You’re kinder than your Master, you know,” she mumbled on when her trembling had eased. “Did you know I met him? I don’t know if I mentioned it. I can’t see him doing this. Maybe when Jedi reach a certain age, they don't anymore?”

Actually, Padmé thought someone like Master Qui-Gon could manage this much better than her. And he might have told Neri the secret she arguably ought to know, but that Padmé, true to her Master’s orders, would keep to herself. Her friend hadn’t mentioned it, but Padmé had known that her Master had met with her, because he’d told her about it, and why.

Neri'top'worza'ita'aya had no idea of her own importance. She was no doubt picturing herself in some minor governmental post, spending her life handling her superiors’ decisions. But on learning of Padmé’s particular friendship with her, Master Windu had made some inquiries, and learned that her instructors and the other adults around her had singled her out to train into Riast’s highest positions, even as the nature and duties of those positions were still being worked out. The Riaston almost-adult who trembled in Padmé’s embrace might meet her again some day as her planet’s leader. Probably would, because their friendship would result in advantages for Padmé here, and the Jedi Council would thus send her whenever Riast had need of a Jedi.

Padmé herself could see her friend when she was older, meeting with the authorities of the Republic and her neighboring planets, learned and confident, with so much more comprehension of the galaxy the Riaston population lived in than so many of the planet’s inhabitants. Someday the pain her mind was experiencing in having to expand would be shrugged off as just another memory of her childhood.

But she would be grateful to Padmé for the comfort she was providing now, and the affection between them would be of value to them both, for personal as well as for practical reasons. She had long thought that Master Windu, for all he openly distrusted Master Qui-Gon’s lack of detachment from those he met, secretly envied him. Now, feeling this connection with this girl develop, dwelling on the implications of the friendship she had formed without even thinking about it, Padmé Naberrie was starting to understand that Master Qui-Gon had abilities and advantages that Master Windu didn’t have.

But she did.

Neri had stilled, then shifted, and was staring at the sky again, though she made no move to break away from Padmé. But Padmé herself was now struck equally hard, by a notion as frightening as the extensiveness of the universe outside Riast was to Neri. That she was now capable of doing things that her Master would never be able to do...though she might even teach him how to do part of it. The Padawan taught the Master as much as the Master taught the Padawan, after all. She’d always ignored that until now. Here she was trying to be just like him. She would need to do some reevaluations when she had time.

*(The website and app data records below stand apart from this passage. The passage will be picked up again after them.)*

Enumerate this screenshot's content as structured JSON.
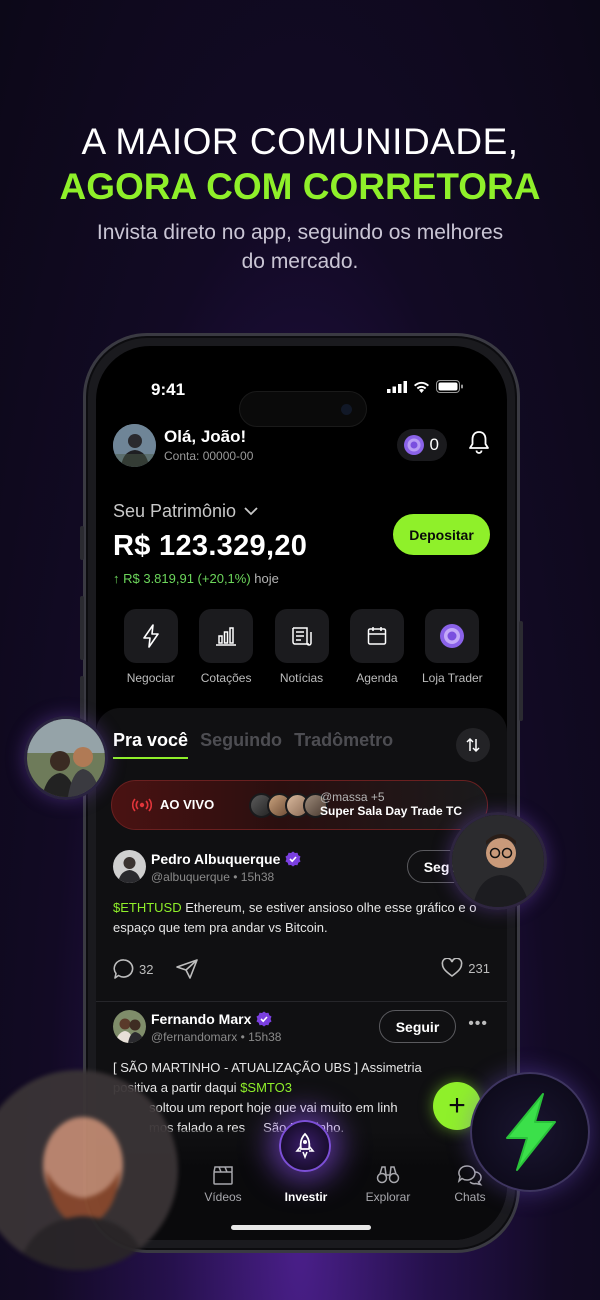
{
  "headline": {
    "line1": "A MAIOR COMUNIDADE,",
    "line2": "AGORA COM CORRETORA",
    "sub_line1": "Invista direto no app, seguindo os melhores",
    "sub_line2": "do mercado."
  },
  "status_bar": {
    "time": "9:41"
  },
  "header": {
    "greeting": "Olá, João!",
    "account": "Conta: 00000-00",
    "coins": "0"
  },
  "portfolio": {
    "label": "Seu Patrimônio",
    "value": "R$ 123.329,20",
    "gain": "↑ R$ 3.819,91 (+20,1%)",
    "gain_period": "hoje",
    "deposit_label": "Depositar"
  },
  "quick_actions": [
    {
      "label": "Negociar",
      "icon": "lightning-icon"
    },
    {
      "label": "Cotações",
      "icon": "bar-chart-icon"
    },
    {
      "label": "Notícias",
      "icon": "news-icon"
    },
    {
      "label": "Agenda",
      "icon": "calendar-icon"
    },
    {
      "label": "Loja Trader",
      "icon": "coin-icon"
    }
  ],
  "feed_tabs": [
    "Pra você",
    "Seguindo",
    "Tradômetro"
  ],
  "live": {
    "tag": "AO VIVO",
    "users": "@massa +5",
    "title": "Super Sala Day Trade TC"
  },
  "posts": [
    {
      "name": "Pedro Albuquerque",
      "handle": "@albuquerque",
      "time": "15h38",
      "follow": "Seguir",
      "ticker": "$ETHTUSD",
      "text": " Ethereum, se estiver ansioso olhe esse gráfico e o espaço que tem pra andar vs Bitcoin.",
      "comments": "32",
      "likes": "231"
    },
    {
      "name": "Fernando Marx",
      "handle": "@fernandomarx",
      "time": "15h38",
      "follow": "Seguir",
      "text_line1": "[ SÃO MARTINHO - ATUALIZAÇÃO UBS ] Assimetria",
      "text_line2_pre": "positiva a partir daqui ",
      "ticker": "$SMTO3",
      "text_line3": "soltou um report hoje que vai muito em linh",
      "text_line4": "mos falado a res     São Martinho."
    }
  ],
  "bottom_nav": [
    {
      "label": "Vídeos",
      "icon": "clapperboard-icon"
    },
    {
      "label": "Investir",
      "icon": "rocket-icon"
    },
    {
      "label": "Explorar",
      "icon": "binoculars-icon"
    },
    {
      "label": "Chats",
      "icon": "chat-bubbles-icon"
    }
  ],
  "colors": {
    "accent": "#8ff02a",
    "live": "#e0353a",
    "verified": "#7a3fe0",
    "background": "#120a24"
  }
}
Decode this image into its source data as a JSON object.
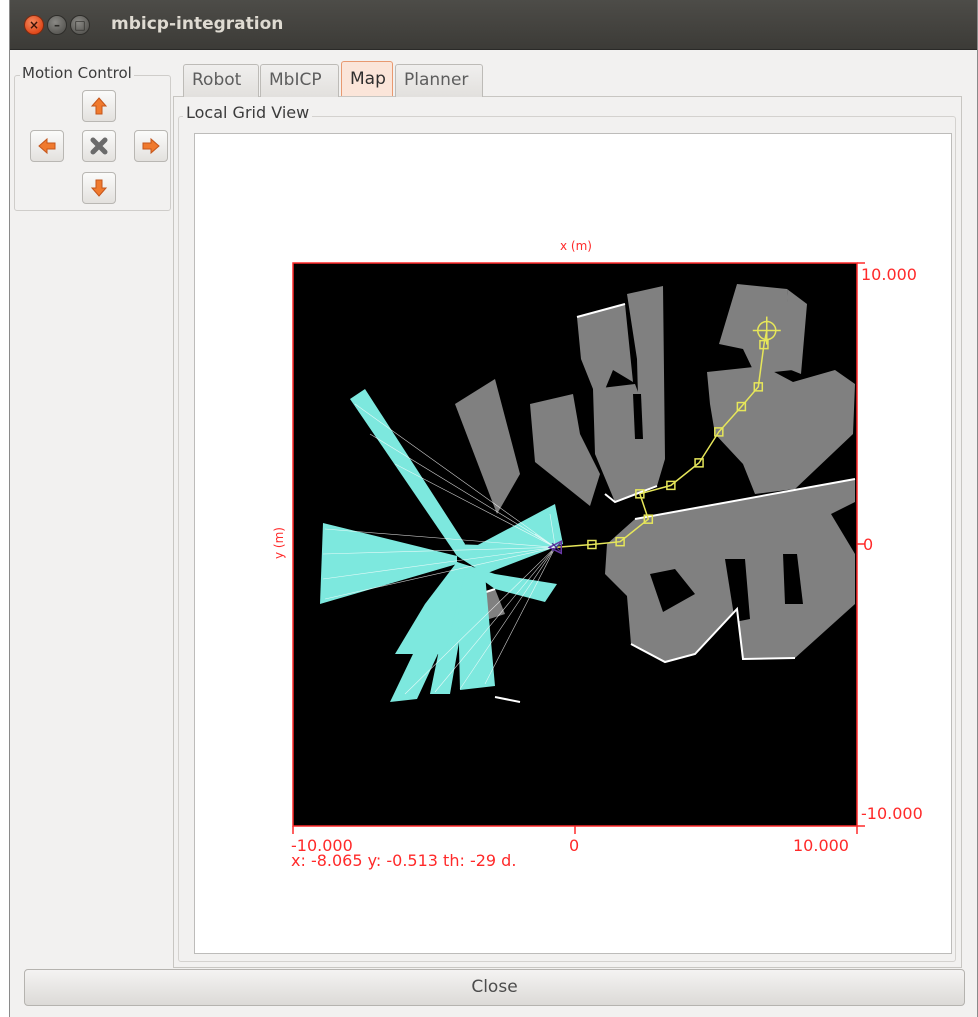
{
  "window": {
    "title": "mbicp-integration"
  },
  "motion_control": {
    "label": "Motion Control",
    "buttons": [
      "up-arrow-icon",
      "left-arrow-icon",
      "stop-x-icon",
      "right-arrow-icon",
      "down-arrow-icon"
    ]
  },
  "tabs": [
    {
      "label": "Robot",
      "active": false
    },
    {
      "label": "MbICP",
      "active": false
    },
    {
      "label": "Map",
      "active": true
    },
    {
      "label": "Planner",
      "active": false
    }
  ],
  "local_grid": {
    "label": "Local Grid View",
    "x_axis_title": "x (m)",
    "y_axis_title": "y (m)",
    "x_min_label": "-10.000",
    "x_zero_label": "0",
    "x_max_label": "10.000",
    "y_max_label": "10.000",
    "y_zero_label": "0",
    "y_min_label": "-10.000",
    "pose_readout": "x: -8.065 y: -0.513 th: -29 d.",
    "path_waypoints_m": [
      [
        -0.7,
        -0.1
      ],
      [
        0.6,
        0.0
      ],
      [
        1.6,
        0.1
      ],
      [
        2.6,
        0.9
      ],
      [
        2.3,
        1.8
      ],
      [
        3.4,
        2.1
      ],
      [
        4.4,
        2.9
      ],
      [
        5.1,
        4.0
      ],
      [
        5.9,
        4.9
      ],
      [
        6.5,
        5.6
      ],
      [
        6.7,
        7.1
      ],
      [
        6.8,
        7.6
      ]
    ],
    "goal_m": [
      6.8,
      7.6
    ],
    "robot_m": [
      -0.7,
      -0.1
    ],
    "colors": {
      "background": "#000000",
      "occupied": "#808080",
      "free": "#ffffff",
      "laser": "#7de8de",
      "path": "#e6e65a",
      "axis": "#ff2a2a"
    }
  },
  "footer": {
    "close_label": "Close"
  }
}
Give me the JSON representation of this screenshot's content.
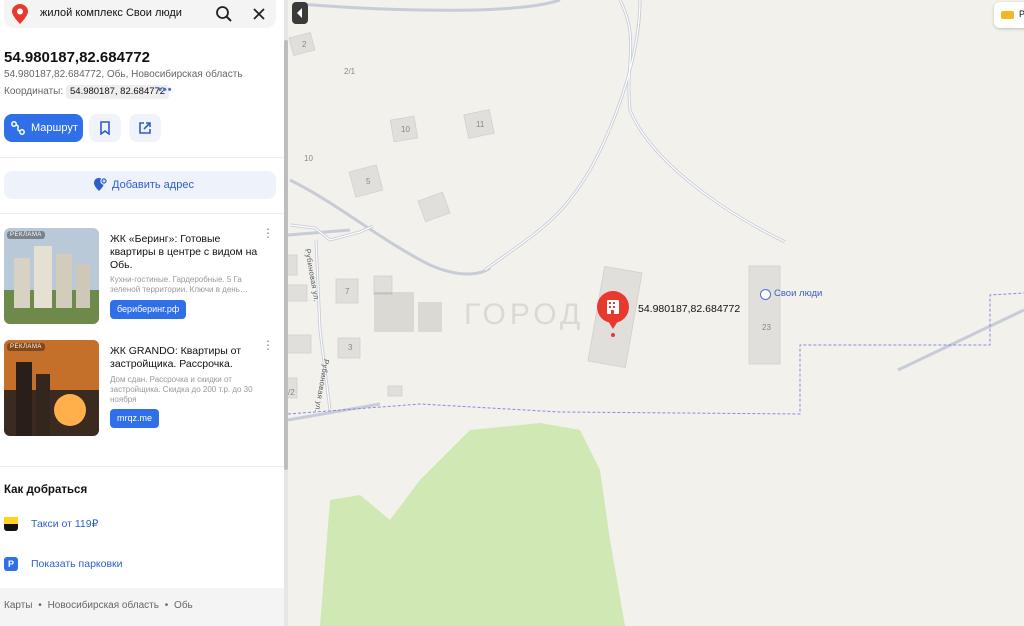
{
  "search": {
    "query": "жилой комплекс Свои люди"
  },
  "place": {
    "title": "54.980187,82.684772",
    "subtitle": "54.980187,82.684772, Обь, Новосибирская область",
    "coords_label": "Координаты:",
    "coords_value": "54.980187, 82.684772"
  },
  "actions": {
    "route_label": "Маршрут"
  },
  "add_address": {
    "label": "Добавить адрес"
  },
  "ads": [
    {
      "tag": "РЕКЛАМА",
      "title": "ЖК «Беринг»: Готовые квартиры в центре с видом на Обь.",
      "desc": "Кухни-гостиные. Гардеробные. 5 Га зеленой территории. Ключи в день…",
      "link": "бериберинг.рф"
    },
    {
      "tag": "РЕКЛАМА",
      "title": "ЖК GRANDO: Квартиры от застройщика. Рассрочка.",
      "desc": "Дом сдан. Рассрочка и скидки от застройщика. Скидка до 200 т.р. до 30 ноября",
      "link": "mrqz.me"
    }
  ],
  "howto": {
    "title": "Как добраться",
    "taxi": "Такси от 119₽",
    "parking": "Показать парковки"
  },
  "footer": {
    "c1": "Карты",
    "c2": "Новосибирская область",
    "c3": "Обь",
    "sep": "•"
  },
  "map": {
    "pin_label": "54.980187,82.684772",
    "poi_label": "Свои люди",
    "watermark": "ГОРОД",
    "street1": "Рубиновая ул.",
    "street2": "Рубиновая ул.",
    "numbers": {
      "n2": "2",
      "n21": "2/1",
      "n10a": "10",
      "n11": "11",
      "n10b": "10",
      "n5": "5",
      "n7": "7",
      "n3": "3",
      "n23": "23",
      "n2b": "/2"
    },
    "topright_text": "Р"
  },
  "colors": {
    "accent": "#2f6fe8",
    "pin": "#e8392f",
    "green": "#cfe8b4",
    "road": "#c5cad6"
  }
}
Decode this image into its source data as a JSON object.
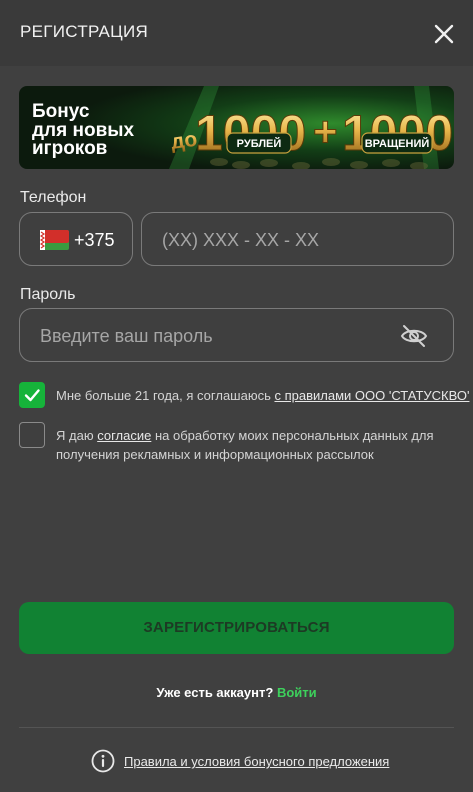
{
  "header": {
    "title": "РЕГИСТРАЦИЯ"
  },
  "banner": {
    "line1": "Бонус",
    "line2": "для новых",
    "line3": "игроков",
    "prefix": "до",
    "amount1": "1000",
    "plus": "+",
    "amount2": "1000",
    "tag1": "РУБЛЕЙ",
    "tag2": "ВРАЩЕНИЙ"
  },
  "phone": {
    "label": "Телефон",
    "country_code": "+375",
    "flag": "belarus-flag",
    "placeholder": "(XX) XXX - XX - XX"
  },
  "password": {
    "label": "Пароль",
    "placeholder": "Введите ваш пароль",
    "toggle_icon": "eye-hidden-icon"
  },
  "agreements": [
    {
      "checked": true,
      "text": "Мне больше 21 года, я соглашаюсь ",
      "link": "с правилами ООО 'СТАТУСКВО'"
    },
    {
      "checked": false,
      "text_before": "Я даю ",
      "link": "согласие",
      "text_after_line1": " на обработку моих персональных данных для",
      "text_line2": "получения рекламных и информационных рассылок"
    }
  ],
  "submit": {
    "label": "ЗАРЕГИСТРИРОВАТЬСЯ"
  },
  "login": {
    "question": "Уже есть аккаунт?",
    "link": "Войти"
  },
  "terms": {
    "icon": "info-icon",
    "label": "Правила и условия бонусного предложения"
  },
  "colors": {
    "background": "#404040",
    "header": "#3a3a3a",
    "accent_green": "#3dd15c",
    "button_green": "#118233",
    "checkbox_green": "#16b33a"
  }
}
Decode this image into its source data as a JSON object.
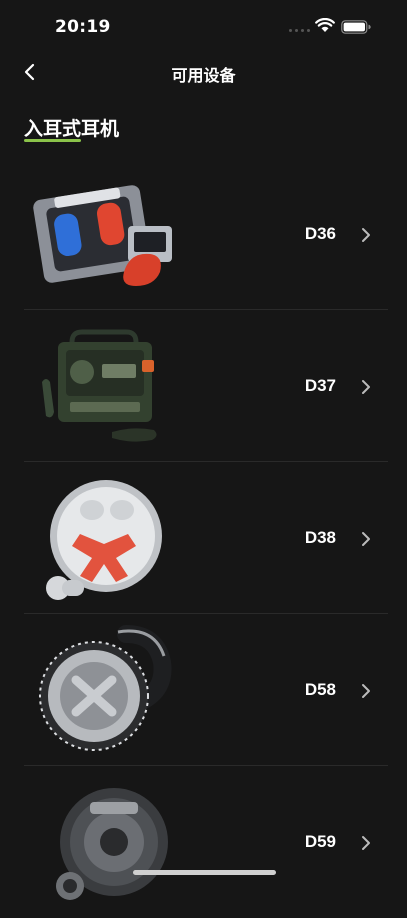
{
  "status": {
    "time": "20:19"
  },
  "nav": {
    "title": "可用设备"
  },
  "section": {
    "title": "入耳式耳机"
  },
  "devices": [
    {
      "name": "D36"
    },
    {
      "name": "D37"
    },
    {
      "name": "D38"
    },
    {
      "name": "D58"
    },
    {
      "name": "D59"
    }
  ],
  "colors": {
    "background": "#161616",
    "accent": "#8bc34a",
    "text": "#ffffff"
  },
  "icons": {
    "back": "chevron-left-icon",
    "row": "chevron-right-icon"
  }
}
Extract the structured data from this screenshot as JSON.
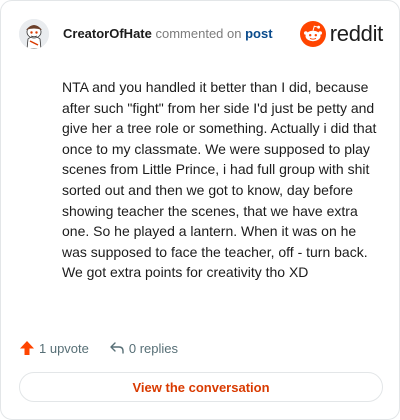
{
  "header": {
    "username": "CreatorOfHate",
    "commented_text": "commented on",
    "post_link": "post",
    "avatar_icon": "snoo-avatar-icon",
    "brand_icon": "reddit-snoo-icon",
    "brand_word": "reddit"
  },
  "comment": {
    "body": "NTA and you handled it better than I did, because after such \"fight\" from her side I'd just be petty and give her a tree role or something. Actually i did that once to my classmate. We were supposed to play scenes from Little Prince, i had full group with shit sorted out and then we got to know, day before showing teacher the scenes, that we have extra one. So he played a lantern. When it was on he was supposed to face the teacher, off - turn back. We got extra points for creativity tho XD"
  },
  "actions": {
    "upvote_icon": "upvote-arrow-icon",
    "upvote_label": "1 upvote",
    "reply_icon": "reply-arrow-icon",
    "replies_label": "0 replies"
  },
  "footer": {
    "view_label": "View the conversation"
  },
  "colors": {
    "brand_orange": "#ff4500",
    "link_blue": "#0a4b8c",
    "button_text": "#d93a00",
    "muted": "#576f76"
  }
}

“Padmé? Are you okay?” Neri never failed to notice the state of the people around her.

“I’ll be all right," Padmé whispered, making no attempt to conceal how she was feeling; it was relieving that she didn't have to, when so usually she did. "We’ll both be all right.”

“Both of us...it’s nice, you know,” Neri mused, “to know some of you Jedi do have feelings like us after all.” She dissolved into giggles. So did Padmé.